** Brief **
A line belongs in the answer only if it contains the word "emoji"; copy every such line from the listing below.

** Data records **
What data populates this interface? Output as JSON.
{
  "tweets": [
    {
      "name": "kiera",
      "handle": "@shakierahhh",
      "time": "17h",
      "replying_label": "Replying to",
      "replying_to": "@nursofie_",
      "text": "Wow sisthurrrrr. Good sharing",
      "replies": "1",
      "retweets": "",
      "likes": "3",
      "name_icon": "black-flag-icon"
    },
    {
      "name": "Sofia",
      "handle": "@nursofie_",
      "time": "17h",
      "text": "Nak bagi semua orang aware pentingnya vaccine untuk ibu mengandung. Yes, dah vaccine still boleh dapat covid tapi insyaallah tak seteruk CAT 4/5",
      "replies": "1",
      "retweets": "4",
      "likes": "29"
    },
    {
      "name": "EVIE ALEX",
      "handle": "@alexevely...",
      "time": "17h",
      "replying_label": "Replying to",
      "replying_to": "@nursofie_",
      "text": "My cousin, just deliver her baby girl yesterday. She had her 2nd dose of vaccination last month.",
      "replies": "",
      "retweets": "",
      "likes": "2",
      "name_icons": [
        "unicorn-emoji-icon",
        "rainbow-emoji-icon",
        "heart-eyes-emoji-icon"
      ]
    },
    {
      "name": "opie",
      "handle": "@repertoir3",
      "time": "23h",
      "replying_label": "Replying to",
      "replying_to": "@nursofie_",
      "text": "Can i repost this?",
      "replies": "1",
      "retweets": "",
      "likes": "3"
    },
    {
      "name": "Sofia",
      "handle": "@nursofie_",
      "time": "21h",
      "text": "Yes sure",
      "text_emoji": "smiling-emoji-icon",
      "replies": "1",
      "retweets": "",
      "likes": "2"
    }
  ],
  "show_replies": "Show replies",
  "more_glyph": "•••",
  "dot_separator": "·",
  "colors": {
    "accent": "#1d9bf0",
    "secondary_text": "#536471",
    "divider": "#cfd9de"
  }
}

** Result for this task **
        "unicorn-emoji-icon",
        "rainbow-emoji-icon",
        "heart-eyes-emoji-icon"
      "text_emoji": "smiling-emoji-icon",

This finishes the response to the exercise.